• EXERCISE INSTRUCTIONS: Check every line below for the word "Please" and copy each one that has it.

Dataset excerpts

Content starts

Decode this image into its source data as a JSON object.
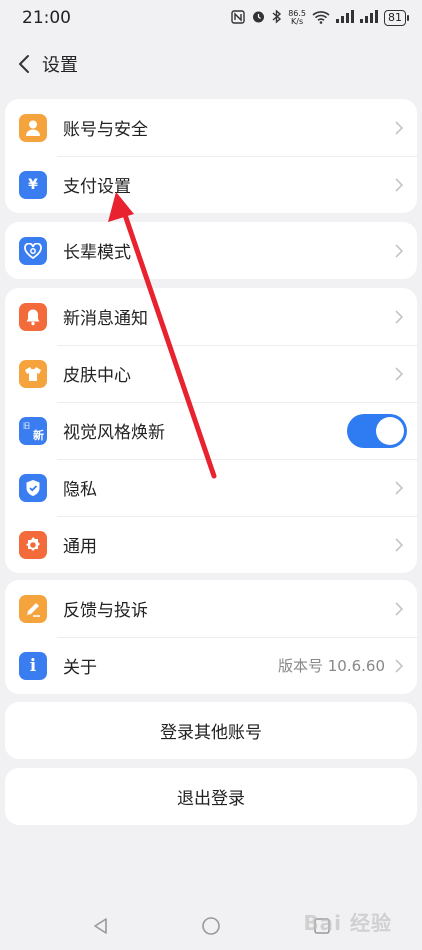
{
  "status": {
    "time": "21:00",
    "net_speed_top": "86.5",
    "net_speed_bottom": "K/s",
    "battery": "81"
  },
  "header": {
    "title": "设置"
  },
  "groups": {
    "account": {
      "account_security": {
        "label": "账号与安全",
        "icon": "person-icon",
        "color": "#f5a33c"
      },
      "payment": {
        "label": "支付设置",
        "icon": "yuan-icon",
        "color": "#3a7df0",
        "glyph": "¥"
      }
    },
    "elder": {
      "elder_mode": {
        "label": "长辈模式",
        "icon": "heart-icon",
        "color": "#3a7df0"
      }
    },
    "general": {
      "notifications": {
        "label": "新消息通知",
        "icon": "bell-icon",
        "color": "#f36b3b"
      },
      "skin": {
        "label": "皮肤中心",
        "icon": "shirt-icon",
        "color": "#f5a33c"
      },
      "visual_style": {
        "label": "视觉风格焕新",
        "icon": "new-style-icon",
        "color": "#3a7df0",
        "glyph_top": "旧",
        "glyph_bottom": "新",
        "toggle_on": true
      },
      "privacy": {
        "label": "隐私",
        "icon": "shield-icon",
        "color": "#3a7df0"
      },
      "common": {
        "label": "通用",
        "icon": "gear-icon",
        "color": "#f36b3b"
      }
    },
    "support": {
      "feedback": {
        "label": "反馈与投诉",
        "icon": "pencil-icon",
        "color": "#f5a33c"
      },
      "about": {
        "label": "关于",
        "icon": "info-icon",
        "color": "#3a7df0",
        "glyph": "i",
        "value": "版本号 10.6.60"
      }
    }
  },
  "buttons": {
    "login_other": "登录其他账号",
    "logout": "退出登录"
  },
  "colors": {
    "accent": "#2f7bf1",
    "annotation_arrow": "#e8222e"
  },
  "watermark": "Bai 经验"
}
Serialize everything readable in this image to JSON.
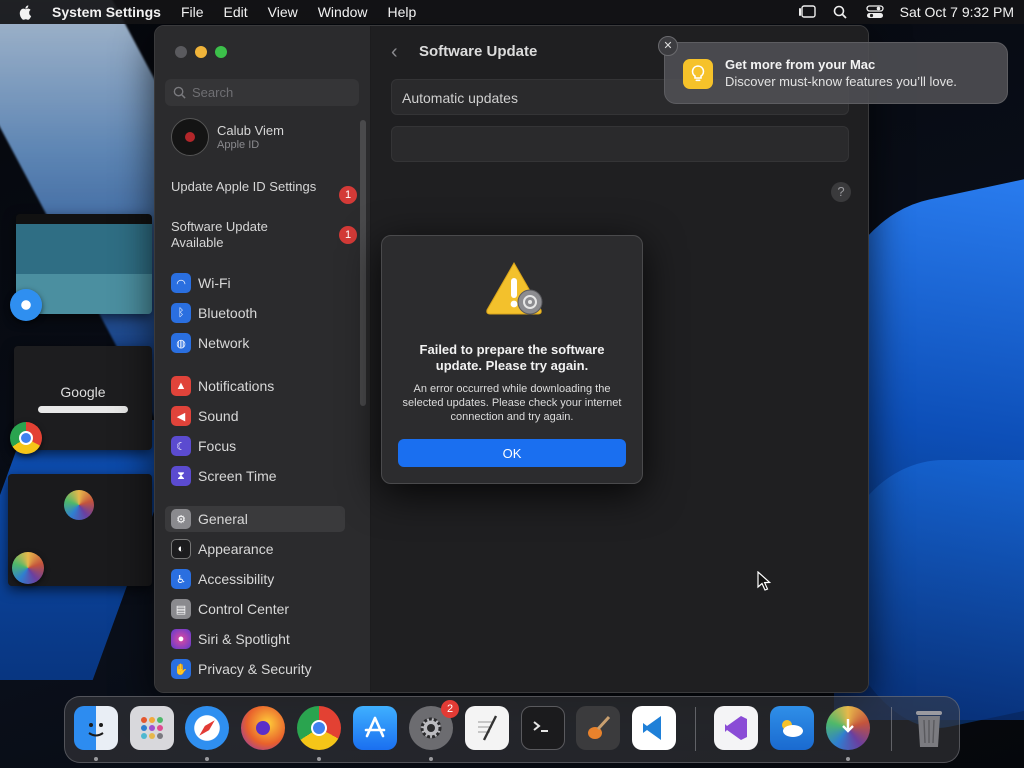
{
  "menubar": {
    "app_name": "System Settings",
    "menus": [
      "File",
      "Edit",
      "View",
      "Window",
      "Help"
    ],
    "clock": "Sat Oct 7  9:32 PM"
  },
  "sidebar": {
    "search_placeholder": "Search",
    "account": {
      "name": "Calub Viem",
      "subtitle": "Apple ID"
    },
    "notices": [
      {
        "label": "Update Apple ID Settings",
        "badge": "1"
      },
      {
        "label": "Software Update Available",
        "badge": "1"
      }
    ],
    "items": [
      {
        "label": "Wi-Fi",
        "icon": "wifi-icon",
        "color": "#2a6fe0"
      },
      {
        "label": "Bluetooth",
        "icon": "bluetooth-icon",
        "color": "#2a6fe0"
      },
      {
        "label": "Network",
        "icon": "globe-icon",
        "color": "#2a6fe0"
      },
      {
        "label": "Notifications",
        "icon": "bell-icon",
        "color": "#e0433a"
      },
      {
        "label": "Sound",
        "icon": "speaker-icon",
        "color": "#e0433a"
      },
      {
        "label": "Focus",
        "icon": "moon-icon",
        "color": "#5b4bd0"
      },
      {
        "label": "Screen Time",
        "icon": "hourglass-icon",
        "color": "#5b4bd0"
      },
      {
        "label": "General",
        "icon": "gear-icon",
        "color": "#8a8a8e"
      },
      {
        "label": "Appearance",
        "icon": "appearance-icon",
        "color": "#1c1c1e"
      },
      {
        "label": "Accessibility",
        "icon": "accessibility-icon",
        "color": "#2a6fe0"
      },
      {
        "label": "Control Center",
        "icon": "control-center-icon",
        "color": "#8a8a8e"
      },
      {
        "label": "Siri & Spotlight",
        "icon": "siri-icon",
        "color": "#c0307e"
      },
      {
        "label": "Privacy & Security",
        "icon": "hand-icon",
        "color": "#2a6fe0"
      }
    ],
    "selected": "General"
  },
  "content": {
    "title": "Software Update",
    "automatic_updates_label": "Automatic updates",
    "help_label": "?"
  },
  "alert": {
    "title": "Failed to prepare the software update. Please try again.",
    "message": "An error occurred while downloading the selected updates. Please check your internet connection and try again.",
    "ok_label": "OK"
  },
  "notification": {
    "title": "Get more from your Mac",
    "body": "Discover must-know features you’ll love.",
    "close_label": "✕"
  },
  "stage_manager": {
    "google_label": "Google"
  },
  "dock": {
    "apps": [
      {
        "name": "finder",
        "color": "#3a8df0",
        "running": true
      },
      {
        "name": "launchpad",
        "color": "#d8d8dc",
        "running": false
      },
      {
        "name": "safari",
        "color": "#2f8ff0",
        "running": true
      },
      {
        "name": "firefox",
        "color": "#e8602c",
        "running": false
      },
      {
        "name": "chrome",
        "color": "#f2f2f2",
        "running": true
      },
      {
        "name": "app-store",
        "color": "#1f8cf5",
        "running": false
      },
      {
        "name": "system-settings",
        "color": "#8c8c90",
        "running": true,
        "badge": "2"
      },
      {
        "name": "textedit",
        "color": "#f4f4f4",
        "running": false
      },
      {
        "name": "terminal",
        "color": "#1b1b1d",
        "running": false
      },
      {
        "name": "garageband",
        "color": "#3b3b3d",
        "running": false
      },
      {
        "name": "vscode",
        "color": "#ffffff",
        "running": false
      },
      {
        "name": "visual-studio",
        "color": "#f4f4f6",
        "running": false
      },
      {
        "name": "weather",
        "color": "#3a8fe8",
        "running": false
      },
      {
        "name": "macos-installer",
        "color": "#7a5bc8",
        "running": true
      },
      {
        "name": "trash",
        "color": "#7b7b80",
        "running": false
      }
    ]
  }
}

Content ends

• RESPONSE BOX:
    "title": "Failed to prepare the software update. Please try again.",
    "message": "An error occurred while downloading the selected updates. Please check your internet connection and try again.",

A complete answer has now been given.